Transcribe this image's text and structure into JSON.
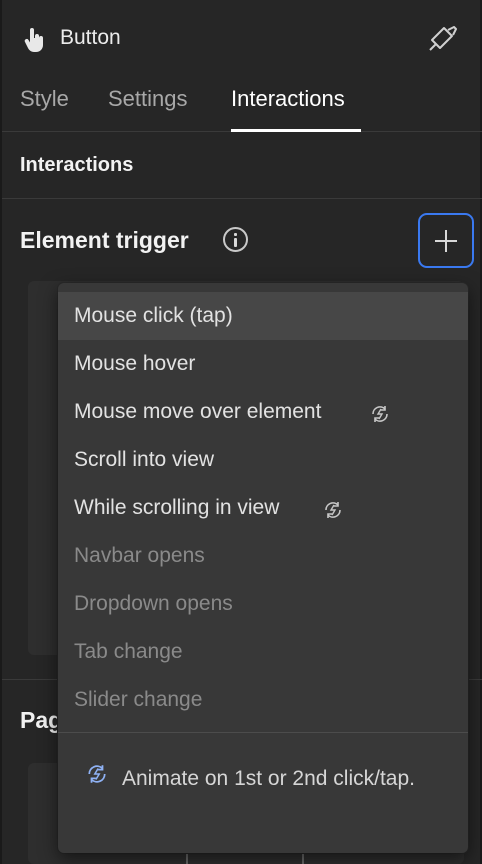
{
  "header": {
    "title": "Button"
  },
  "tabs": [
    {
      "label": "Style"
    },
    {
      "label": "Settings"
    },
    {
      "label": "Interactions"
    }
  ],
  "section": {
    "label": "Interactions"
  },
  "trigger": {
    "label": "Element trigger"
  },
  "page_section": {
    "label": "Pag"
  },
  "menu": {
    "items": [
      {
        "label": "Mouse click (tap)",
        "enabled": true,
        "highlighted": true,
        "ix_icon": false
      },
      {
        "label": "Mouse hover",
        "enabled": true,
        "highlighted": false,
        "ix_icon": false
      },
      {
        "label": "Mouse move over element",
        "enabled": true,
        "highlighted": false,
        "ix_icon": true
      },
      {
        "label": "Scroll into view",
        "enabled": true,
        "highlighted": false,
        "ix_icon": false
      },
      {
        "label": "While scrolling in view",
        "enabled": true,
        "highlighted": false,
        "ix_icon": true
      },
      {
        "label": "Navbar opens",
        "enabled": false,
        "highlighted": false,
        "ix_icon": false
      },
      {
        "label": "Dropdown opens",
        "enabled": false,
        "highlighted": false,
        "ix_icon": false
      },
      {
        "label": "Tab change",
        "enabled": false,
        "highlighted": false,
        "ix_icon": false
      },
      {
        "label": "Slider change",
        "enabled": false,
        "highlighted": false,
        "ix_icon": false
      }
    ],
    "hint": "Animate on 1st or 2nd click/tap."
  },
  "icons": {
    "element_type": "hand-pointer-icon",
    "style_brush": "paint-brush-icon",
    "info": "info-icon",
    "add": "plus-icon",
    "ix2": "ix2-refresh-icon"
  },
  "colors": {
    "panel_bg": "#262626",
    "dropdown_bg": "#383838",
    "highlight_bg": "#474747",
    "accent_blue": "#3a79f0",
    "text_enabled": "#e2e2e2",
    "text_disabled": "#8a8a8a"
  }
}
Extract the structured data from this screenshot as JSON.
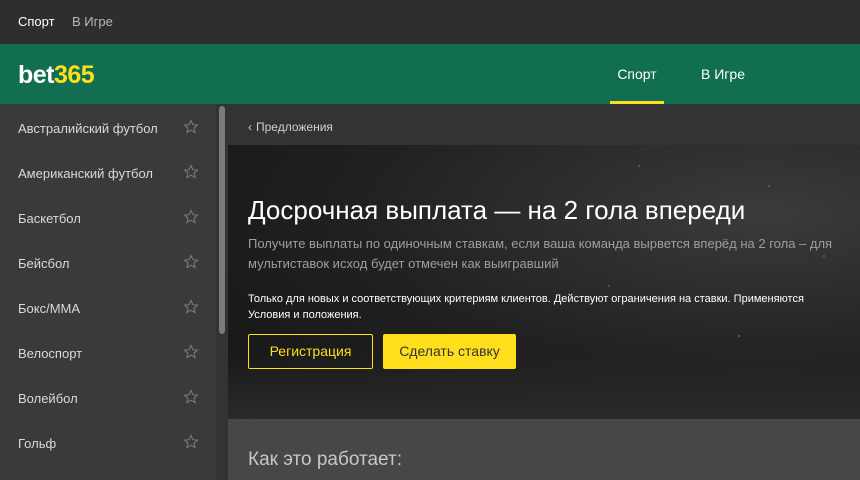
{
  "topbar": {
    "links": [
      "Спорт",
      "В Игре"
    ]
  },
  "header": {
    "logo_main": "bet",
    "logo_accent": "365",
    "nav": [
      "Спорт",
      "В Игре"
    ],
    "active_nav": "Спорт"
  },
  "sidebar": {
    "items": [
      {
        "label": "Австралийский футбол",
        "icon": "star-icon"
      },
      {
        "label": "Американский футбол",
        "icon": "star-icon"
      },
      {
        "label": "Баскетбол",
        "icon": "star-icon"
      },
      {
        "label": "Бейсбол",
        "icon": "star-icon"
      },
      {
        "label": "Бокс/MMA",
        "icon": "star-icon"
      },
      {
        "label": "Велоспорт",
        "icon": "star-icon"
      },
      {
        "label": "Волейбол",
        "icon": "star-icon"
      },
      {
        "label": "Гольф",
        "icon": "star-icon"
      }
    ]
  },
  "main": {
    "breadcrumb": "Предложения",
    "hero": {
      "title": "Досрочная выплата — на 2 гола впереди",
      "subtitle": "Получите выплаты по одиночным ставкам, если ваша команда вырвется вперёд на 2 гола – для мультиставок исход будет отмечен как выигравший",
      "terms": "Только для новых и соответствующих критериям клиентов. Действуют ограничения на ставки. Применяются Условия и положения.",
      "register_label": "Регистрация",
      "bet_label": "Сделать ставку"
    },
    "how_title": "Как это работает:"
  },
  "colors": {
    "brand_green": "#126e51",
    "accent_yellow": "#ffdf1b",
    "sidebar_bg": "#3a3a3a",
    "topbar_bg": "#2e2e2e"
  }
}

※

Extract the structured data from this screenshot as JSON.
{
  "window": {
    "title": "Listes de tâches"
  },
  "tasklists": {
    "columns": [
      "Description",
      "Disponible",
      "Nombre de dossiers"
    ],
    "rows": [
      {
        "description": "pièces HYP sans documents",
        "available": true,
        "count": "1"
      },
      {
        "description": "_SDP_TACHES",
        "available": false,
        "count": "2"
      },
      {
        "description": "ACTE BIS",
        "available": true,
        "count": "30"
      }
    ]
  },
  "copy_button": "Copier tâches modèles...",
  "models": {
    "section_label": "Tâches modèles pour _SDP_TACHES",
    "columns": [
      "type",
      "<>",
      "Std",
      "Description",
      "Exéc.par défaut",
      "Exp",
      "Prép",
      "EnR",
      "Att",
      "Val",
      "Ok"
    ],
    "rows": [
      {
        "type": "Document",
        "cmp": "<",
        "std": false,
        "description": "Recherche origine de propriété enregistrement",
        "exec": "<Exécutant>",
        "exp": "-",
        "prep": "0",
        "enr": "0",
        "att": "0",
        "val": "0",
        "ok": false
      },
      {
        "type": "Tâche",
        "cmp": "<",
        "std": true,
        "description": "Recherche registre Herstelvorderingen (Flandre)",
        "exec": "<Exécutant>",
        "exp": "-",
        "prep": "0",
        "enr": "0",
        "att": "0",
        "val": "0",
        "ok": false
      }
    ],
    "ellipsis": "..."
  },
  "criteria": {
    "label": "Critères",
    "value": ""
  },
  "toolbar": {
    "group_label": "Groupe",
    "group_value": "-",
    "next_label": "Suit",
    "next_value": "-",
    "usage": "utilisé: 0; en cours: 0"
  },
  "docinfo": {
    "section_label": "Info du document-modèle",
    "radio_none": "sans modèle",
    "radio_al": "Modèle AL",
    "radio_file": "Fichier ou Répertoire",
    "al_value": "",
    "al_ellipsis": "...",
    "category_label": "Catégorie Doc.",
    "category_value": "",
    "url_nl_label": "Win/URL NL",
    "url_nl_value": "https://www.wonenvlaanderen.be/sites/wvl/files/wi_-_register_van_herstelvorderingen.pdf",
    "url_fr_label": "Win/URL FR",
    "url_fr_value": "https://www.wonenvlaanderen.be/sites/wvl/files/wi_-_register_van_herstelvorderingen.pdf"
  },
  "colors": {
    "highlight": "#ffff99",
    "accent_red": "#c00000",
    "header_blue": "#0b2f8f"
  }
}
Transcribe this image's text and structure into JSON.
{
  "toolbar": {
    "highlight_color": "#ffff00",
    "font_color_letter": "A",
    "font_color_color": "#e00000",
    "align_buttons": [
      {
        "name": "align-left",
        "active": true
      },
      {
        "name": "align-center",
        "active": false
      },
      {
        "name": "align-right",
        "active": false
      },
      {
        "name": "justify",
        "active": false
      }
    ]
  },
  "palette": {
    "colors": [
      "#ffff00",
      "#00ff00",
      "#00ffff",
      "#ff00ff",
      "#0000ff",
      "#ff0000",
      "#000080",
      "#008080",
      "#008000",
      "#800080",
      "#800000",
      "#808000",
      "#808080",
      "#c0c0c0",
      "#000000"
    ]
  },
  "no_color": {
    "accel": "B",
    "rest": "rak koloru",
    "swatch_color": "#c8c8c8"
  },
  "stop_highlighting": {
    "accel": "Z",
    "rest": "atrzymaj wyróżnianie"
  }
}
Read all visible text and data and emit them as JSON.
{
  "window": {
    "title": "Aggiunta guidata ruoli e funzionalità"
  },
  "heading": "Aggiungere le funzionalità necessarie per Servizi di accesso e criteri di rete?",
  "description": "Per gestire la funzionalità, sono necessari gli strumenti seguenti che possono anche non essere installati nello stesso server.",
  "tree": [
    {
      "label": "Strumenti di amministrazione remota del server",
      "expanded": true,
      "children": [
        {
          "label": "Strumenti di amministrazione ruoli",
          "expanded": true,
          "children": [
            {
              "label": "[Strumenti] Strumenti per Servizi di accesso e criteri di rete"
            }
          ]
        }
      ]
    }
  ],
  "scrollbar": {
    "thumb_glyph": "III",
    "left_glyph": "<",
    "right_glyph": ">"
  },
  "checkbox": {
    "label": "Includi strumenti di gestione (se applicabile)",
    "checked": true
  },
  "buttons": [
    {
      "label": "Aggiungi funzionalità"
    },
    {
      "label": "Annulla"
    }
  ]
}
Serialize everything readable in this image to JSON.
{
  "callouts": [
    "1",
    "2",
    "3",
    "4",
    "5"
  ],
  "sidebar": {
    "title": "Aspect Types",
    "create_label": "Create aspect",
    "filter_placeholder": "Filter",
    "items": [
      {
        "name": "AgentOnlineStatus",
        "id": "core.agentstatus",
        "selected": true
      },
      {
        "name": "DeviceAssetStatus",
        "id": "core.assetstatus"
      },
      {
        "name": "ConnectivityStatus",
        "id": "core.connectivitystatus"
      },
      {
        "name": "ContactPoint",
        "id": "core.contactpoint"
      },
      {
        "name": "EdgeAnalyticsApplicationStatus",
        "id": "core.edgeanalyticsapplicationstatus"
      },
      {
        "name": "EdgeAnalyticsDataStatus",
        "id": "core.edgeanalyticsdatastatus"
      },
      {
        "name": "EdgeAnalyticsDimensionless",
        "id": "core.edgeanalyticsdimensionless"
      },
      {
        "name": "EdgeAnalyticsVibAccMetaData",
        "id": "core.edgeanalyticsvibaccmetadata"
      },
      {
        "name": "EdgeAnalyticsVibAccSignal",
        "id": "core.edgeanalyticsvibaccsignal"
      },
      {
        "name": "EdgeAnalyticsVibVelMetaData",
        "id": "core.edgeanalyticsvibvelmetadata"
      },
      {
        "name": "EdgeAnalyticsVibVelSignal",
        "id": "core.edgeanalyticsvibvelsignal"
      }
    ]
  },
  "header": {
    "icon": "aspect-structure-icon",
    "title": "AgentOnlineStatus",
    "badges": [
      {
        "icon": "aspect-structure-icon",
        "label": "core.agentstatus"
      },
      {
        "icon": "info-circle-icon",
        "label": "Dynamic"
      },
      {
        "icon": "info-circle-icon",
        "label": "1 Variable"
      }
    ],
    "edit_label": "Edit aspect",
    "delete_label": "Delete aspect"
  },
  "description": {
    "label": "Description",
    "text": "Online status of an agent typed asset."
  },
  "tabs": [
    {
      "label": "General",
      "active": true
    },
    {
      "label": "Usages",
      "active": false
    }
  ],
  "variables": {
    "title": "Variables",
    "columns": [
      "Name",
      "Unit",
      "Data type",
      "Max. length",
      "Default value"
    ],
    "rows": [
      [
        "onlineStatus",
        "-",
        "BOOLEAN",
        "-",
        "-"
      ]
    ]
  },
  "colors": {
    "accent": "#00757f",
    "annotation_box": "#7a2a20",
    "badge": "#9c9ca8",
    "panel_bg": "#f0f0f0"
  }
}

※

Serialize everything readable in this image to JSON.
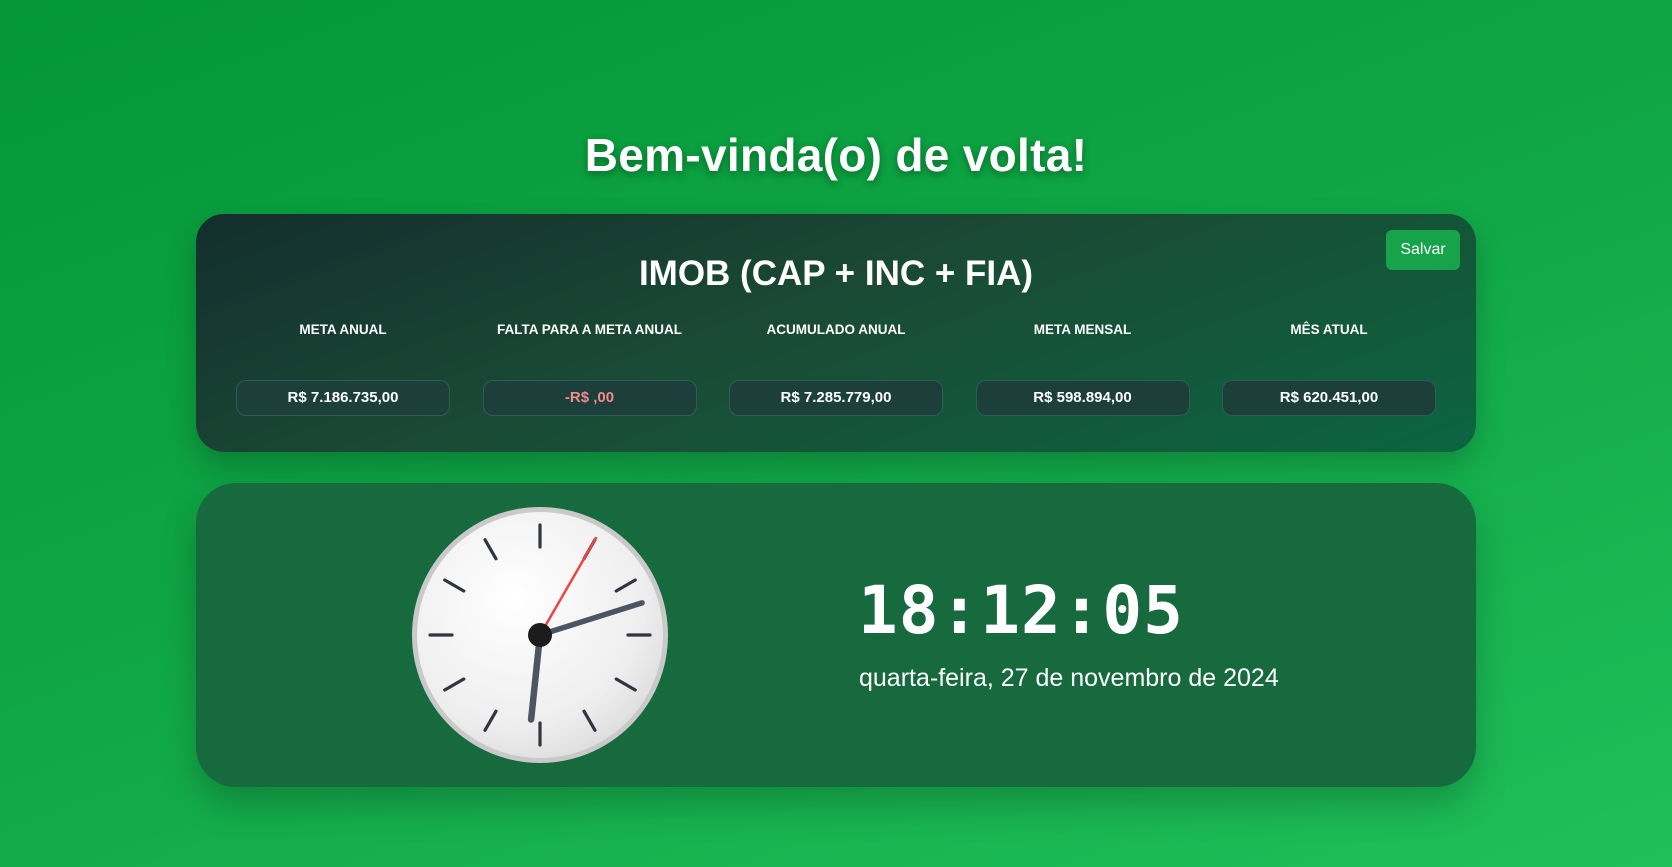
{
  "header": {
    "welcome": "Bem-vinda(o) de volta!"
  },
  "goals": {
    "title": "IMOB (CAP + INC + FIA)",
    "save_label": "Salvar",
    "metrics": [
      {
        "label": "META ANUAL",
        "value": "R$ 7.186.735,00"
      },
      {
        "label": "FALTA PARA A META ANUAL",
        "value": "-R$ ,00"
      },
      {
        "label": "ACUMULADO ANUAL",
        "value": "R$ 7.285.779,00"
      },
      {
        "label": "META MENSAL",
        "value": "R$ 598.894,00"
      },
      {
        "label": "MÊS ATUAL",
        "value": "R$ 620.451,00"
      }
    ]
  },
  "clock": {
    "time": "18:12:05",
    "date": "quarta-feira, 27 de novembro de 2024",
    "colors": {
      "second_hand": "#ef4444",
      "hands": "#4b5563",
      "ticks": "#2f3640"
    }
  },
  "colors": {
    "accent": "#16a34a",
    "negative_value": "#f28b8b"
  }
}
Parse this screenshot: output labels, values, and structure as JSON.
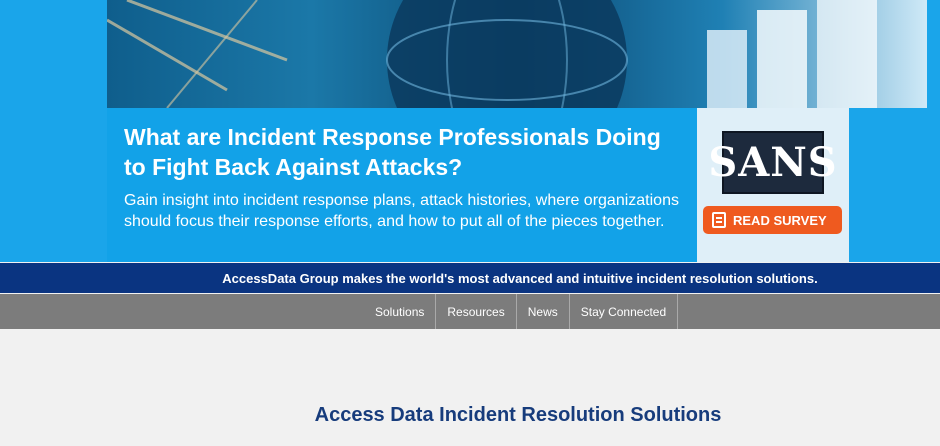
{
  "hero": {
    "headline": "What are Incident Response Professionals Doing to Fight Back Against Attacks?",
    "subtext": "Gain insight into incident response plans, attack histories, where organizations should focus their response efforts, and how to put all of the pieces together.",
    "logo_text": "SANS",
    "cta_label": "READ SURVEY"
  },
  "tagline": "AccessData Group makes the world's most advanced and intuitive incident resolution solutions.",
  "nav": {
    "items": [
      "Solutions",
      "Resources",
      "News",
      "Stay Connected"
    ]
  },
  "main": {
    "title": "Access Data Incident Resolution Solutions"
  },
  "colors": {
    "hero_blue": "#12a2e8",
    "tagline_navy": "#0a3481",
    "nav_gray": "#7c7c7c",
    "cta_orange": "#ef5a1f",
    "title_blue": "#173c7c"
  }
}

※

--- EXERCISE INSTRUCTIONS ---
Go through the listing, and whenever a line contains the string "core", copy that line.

--- RESPONSE ---
        "id": "core.agentstatus",
        "id": "core.assetstatus"
        "id": "core.connectivitystatus"
        "id": "core.contactpoint"
        "id": "core.edgeanalyticsapplicationstatus"
        "id": "core.edgeanalyticsdatastatus"
        "id": "core.edgeanalyticsdimensionless"
        "id": "core.edgeanalyticsvibaccmetadata"
        "id": "core.edgeanalyticsvibaccsignal"
        "id": "core.edgeanalyticsvibvelmetadata"
        "id": "core.edgeanalyticsvibvelsignal"
        "label": "core.agentstatus"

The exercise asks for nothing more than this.